Inducted into The Hall of Fame in 1998, Bobby Lowell is considered to be “Nebraska’s First Rock & Roll Recording Artist”. Bobby was first exposed to pop music in downtown Lincoln, Nebraska, in the late 1940’s by dancing for patrons in front of Lincoln juke joints and blues bars for tips. Frequenting these establishments in the early 1950’s, Bobby found a love for black blues and R & B music before the dawn of “Rock & Roll”. He learned and performed Blues classics with black entertainers in the Lincoln-Omaha area years before Bill Haley transformed his rockin’-country sound to something Allen Freed penned “Rock & Roll” and prior to Elvis Presley’s legendary Sun Recording sessions.
Bobby and Jim Akin (on lead guitar), recorded Nebraska’s first “Rock & Roll” record in 1956 on “Roto Records”, then located at 21st and “O” streets in Lincoln. “Umm Baby-Baby” charted throughout the Midwest – and paved the way for thousands of young rockers to form a band and make records. Recorded as “Bobby Lowell & The Rock-A-Boogie Boys”, they recorded a second single for ROTO, a cover of “16-Chicks”, both of which are considered to be Rock-A-Billy” classics. These highly sought after singles are traded throughout the world and have been re-recorded by hundreds.

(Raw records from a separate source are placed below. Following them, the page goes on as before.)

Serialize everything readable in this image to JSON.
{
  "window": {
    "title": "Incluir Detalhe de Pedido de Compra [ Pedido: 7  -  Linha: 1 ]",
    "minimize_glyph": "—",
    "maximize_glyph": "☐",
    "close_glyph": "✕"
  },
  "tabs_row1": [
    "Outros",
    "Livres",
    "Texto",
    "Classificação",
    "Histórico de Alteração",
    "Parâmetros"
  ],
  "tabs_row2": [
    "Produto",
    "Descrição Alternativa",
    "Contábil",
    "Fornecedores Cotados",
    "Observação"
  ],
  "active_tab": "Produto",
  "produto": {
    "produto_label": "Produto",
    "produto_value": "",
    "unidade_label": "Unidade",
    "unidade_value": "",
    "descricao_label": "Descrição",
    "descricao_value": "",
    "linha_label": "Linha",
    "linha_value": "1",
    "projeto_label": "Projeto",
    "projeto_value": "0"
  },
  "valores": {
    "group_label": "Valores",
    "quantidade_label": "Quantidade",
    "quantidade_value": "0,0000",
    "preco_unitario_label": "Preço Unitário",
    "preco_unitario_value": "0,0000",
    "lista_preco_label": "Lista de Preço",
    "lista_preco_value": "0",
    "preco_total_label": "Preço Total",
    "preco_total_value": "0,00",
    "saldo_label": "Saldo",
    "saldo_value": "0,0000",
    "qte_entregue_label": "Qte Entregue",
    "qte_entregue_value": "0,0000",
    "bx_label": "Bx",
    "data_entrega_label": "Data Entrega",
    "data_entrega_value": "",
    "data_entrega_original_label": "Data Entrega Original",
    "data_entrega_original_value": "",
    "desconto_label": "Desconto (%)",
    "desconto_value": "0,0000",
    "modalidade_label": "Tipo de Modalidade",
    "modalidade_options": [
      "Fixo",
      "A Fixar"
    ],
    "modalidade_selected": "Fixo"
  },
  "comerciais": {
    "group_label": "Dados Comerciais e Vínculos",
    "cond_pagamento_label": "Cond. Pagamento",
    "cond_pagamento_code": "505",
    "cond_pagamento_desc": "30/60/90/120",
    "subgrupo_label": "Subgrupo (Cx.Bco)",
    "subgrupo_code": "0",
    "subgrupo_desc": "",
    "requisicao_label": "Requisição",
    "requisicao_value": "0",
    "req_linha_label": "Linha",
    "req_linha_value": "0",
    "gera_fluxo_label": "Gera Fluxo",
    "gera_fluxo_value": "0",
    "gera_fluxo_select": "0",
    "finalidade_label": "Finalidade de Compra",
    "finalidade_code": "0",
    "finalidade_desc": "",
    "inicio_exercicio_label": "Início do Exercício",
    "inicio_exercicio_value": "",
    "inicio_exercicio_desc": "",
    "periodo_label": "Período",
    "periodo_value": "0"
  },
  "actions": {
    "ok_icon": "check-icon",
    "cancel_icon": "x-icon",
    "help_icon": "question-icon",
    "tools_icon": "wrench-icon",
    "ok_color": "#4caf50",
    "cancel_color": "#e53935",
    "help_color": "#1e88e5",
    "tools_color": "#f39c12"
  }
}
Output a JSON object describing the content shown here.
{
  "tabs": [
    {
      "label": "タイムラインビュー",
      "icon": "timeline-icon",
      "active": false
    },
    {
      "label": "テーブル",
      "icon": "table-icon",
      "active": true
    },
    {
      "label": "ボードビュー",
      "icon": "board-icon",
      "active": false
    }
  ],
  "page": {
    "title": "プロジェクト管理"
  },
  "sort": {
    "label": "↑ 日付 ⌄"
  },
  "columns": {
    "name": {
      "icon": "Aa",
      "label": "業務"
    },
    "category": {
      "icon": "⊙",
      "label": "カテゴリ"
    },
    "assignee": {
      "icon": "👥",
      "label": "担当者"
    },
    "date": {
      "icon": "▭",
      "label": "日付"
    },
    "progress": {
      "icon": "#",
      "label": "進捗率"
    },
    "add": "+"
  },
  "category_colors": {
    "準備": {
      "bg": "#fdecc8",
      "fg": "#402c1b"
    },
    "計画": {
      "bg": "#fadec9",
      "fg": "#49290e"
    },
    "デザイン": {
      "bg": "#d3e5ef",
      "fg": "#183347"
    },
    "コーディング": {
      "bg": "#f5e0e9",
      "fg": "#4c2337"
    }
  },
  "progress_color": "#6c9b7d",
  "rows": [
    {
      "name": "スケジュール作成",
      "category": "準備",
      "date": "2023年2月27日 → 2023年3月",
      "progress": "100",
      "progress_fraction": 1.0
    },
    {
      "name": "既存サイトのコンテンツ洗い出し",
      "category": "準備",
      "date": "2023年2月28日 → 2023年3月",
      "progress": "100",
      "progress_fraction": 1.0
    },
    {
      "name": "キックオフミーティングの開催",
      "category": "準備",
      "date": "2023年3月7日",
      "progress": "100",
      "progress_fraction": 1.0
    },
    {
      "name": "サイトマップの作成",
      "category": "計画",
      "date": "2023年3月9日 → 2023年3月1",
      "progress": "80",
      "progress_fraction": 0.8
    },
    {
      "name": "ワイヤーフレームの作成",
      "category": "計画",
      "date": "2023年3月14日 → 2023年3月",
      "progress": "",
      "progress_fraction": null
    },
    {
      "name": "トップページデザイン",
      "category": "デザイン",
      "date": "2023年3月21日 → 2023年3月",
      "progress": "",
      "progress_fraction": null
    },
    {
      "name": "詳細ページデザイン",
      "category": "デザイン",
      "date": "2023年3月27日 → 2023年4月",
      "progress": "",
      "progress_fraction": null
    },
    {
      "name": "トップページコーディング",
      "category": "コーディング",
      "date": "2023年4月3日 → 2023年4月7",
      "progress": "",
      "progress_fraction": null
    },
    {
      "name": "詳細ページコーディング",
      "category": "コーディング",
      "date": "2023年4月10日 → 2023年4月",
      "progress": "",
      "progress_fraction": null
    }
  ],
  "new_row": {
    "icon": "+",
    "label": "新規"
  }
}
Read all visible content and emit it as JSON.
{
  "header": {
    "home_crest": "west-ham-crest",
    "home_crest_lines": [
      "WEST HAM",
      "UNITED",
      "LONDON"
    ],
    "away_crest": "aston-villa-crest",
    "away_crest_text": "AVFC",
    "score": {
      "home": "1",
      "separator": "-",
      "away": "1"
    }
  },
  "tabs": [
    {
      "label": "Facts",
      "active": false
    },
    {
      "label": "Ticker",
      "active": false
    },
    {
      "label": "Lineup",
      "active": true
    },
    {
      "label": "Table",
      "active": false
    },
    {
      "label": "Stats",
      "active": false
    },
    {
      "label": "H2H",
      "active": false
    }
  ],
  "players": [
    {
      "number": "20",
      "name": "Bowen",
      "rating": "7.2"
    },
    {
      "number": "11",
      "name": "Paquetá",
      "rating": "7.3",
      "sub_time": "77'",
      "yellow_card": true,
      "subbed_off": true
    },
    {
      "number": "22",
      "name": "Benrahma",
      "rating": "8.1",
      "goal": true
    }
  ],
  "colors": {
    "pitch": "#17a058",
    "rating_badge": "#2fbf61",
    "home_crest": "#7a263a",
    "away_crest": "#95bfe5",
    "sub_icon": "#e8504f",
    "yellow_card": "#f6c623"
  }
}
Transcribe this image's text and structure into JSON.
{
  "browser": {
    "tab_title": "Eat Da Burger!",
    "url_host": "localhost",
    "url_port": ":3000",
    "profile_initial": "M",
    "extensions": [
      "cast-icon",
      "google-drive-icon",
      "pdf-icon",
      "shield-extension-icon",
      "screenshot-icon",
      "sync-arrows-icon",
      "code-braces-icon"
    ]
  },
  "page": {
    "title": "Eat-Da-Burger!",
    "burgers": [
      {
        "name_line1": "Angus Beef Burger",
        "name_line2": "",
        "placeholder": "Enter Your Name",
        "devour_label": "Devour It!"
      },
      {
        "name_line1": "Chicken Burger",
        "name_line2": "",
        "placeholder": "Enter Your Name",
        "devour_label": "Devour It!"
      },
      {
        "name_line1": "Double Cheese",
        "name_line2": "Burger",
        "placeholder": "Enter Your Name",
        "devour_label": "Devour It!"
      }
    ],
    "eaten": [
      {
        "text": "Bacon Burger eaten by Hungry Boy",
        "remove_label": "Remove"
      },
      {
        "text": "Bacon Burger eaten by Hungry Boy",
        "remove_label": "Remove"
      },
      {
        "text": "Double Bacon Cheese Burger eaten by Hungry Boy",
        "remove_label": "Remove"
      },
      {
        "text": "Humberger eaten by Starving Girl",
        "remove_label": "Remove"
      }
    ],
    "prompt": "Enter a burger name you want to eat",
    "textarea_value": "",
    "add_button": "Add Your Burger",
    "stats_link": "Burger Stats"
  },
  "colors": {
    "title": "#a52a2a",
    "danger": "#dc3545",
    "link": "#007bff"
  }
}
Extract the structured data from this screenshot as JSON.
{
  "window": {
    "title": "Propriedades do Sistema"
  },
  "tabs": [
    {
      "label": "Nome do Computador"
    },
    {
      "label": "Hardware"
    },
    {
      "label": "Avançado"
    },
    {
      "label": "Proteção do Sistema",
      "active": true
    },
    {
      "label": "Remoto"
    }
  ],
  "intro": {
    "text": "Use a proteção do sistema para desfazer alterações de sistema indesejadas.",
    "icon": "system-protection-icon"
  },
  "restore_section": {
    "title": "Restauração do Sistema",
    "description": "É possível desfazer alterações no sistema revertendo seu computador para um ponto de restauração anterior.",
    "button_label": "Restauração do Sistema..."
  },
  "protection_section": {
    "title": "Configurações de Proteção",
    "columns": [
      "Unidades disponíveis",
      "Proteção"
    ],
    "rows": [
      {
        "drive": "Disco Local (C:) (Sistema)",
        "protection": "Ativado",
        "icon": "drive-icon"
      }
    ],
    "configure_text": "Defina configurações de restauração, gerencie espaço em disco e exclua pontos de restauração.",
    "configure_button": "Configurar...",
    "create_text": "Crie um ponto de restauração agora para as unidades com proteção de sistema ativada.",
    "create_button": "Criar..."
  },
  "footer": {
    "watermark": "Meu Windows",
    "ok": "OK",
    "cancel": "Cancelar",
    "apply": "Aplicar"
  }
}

Bobby continued to perform regionally until entering the military. By then, he had befriended a number of legendary recording artists during their performances in Lincoln and Omaha – including Carl Perkins, Gene Vincent & The Blue Caps, and Bill Haley & The Comets.
Bobby moved to
south Texas in the 1960’s, but returned to Lincoln
in the mid-1980’s. He
exploded on the regional music scene again with
a series of recordings around 1985 – including a fine album of originals
and covers, including remakes
of “Umm Baby-Baby” and “16 Chicks”.
Long associated with Lincoln’s Tribesmen Motorcycle Club, they are pictured along with Bobby on the picture sleeve of his mid-80's release of "Iron Pony".
At Bobby’s 1998 Induction into The Nebraska Music Hall of Fame, he stunned the crowd with powerful renditions of his hits “Umm Baby-Baby” and “16 Chicks”. Inspired by his performance at Lincoln’s Royal Grove, Bobby’s recording career again took off. In 1999, over 43 years since his first record, Bobby is again deeply involved in recording new tunes for his fans.
Entering the studio in Lincoln in late 1998, Bobby recorded 4 sides to be released by MAC Records (on 45-vinyl) in Belgium. The first single, “Cadillac Man” & “I Miss You” was released in June, 1999, with a classic 45 picture sleeve showing Bobby Lowell with a Cadillac convertible and ‘babe from heaven’. The single from MAC Records in anticipated in the fall of 1999.
In recent months, Bobby has been featured in a number of “Rock-A-Billy” magazines throughout the world, including a 3-page feature article in “The Rockin’ 50’s” magazine from Germany. He has also been featured in a number of motorcycle magazines over the last few months.
In late 1998, Bobby was also inducted into “The Rock-A-Billy Hall of Fame”. His extensive web site can be found under ‘Inductees’ at http://www.rockabillyhall.com .
Aligning himself with Bob Timmers from the “Rock-A-Billy Hall of Fame”, a CD of original tunes was released on the “Rock-A-Billy Hall of Fame” label in May, 1999. A 45-RPM vinyl single was extracted from this CD and also released in May . Several cuts on the CD feature the legendary Nebraska rocker, Janice K. – known as both “The Lady Elvis” and “The Rock-A-Billy Rose”. Janice K. also has an extensive web site section as an inductee in “The Rock-A-Billy Hall of Fame”.
session produced a 45-single to be released as the first
A number of new Bobby Lowell tunes are now being recorded and, along with tunes recorded earlier in his career, will soon be available soon ‘on-line’ in MP-3 format.
Unlike many rockers
that are content to live with the memories of a “1-Hit
Record”, Bobby Lowell continues to ‘rock-on’ after close
to 50 years of performing Blues,
R & B, and Rock & Roll music. There